For some reason, for me this brings to mind IBM's cognitive computing effort Watson, and the system's recent attempts to create its own recipes—perhaps the first entirely machine-made dish in history. Watson's first effort was a Swiss-Thai fusion quiche, so perhaps the teme-led apocalypse is some distance off yet. The system may be smart enough to come up with a recipe, but it's just not smart enough to know it's an unappetising one.
Yet, in passing this onto you, I'm ensuring the success of the Swiss-Thai fusion quiche meme. If you share this article, so will you be. Should Watson have done the transmission part itself—shared the recipe via update to a Twitter feed for example, and had that retweeted by Twitter bots all over the place—the human-free meme chain would already be in operation.
Of course, that would involve the simplest of memes—there's no doubt computers today could create and share image macros easily without any human intervention, and perhaps already do.
However, memes can vary in complexity and scale, right from ceiling cat up to an entire language or a design for a power plant or a universal scientific theory. Assuming that our technology infrastructure becomes so powerful it could devise even these higher-level memes and share them with other systems and networks without human intervention, the age of the third replicator would have arrived.
"In principle, yes, memes could exist without humans, if only because in principle, robots could gradually replace us humans as the top 'predator'/consumer species on the planet. It would require a long transformational period, and casting off human hosts would require major social and economic changes.
"We already have computer systems that can analyze and even evaluate music to some degree. I can imagine a day in the future when a competition between new songs became an evolutionary knockout tournament, from which a winning song eventually emerged the winner without ever having been heard by any human being!" Dennett said.
But if the age of the teme had arrived, would we even be aware of it? Assuming we weren't involved at any level of the meme lifecycle, would we be able to see the signs that we'd been displaced? Blackmore's theory is that we'd only notice some kind of computational black hole—we'd throw more and more processing power, bandwidth, and storage at our datacentres, and watch it swallowed up without really understanding where it was all going. Think of it as the computing equivalent of dark matter, says Blackmore.
If the temes follow the same pattern as the memes, it doesn't bode well for us flesh-composed types. The theory goes that we're using up an increasing amount of the earth's resources and causing damage to the environment because we're being impelled to do so to a large extent by the memes.
If the temes can persuade machines to do the same, the effect could be even more noticeable —more datacentres means more power which means more fossil fuel use. And you know where that ends up—a lifeless planet, with all its resources used to keep a highly intelligent teme-transmitting infrastructure running.
While that would be devastating for humanity, from the perspective of the top lifeform that succeeds it, it would be a necessary step on its evolutionary journey.

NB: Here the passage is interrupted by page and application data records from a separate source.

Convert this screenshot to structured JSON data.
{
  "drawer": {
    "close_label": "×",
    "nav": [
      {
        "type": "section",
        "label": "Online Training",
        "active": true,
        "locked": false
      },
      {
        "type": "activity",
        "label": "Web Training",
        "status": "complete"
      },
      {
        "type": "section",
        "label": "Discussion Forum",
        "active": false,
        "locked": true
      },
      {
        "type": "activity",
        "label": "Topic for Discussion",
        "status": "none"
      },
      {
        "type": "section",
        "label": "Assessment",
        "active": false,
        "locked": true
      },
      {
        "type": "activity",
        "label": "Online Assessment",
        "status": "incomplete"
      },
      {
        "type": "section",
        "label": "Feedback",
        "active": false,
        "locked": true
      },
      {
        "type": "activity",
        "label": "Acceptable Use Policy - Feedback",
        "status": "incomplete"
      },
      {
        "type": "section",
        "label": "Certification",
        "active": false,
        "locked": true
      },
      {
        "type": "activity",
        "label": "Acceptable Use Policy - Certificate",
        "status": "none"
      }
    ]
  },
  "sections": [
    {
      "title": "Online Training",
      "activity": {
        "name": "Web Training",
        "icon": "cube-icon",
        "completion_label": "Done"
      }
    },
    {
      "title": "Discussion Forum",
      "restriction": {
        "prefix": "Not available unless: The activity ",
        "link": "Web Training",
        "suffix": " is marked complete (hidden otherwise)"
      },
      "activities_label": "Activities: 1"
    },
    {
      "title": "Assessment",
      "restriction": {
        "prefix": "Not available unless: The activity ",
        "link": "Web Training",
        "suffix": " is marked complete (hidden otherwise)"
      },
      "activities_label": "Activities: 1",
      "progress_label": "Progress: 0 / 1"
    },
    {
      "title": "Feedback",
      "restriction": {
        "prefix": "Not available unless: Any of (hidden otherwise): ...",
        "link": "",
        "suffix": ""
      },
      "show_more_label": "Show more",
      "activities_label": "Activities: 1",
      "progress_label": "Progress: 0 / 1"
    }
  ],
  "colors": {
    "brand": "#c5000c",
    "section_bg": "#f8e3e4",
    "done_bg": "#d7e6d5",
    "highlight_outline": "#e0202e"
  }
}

"Maybe that's what evolution is about—[the infrastructure] will be super hyper intelligent compared to us, it will be amazing and able to contact other planets, span time, perhaps understand the entire universe of which it's a part, who knows? You could say from the point of view of a super-intelligent being in the year 3000 that our fantastic role as a very short-lived species that survived only a couple of million years was to let loose the best thing that could come out of evolution," Blackmore said.
Do computers laugh at electric sheep? If so, we could be in trouble. Pass it on.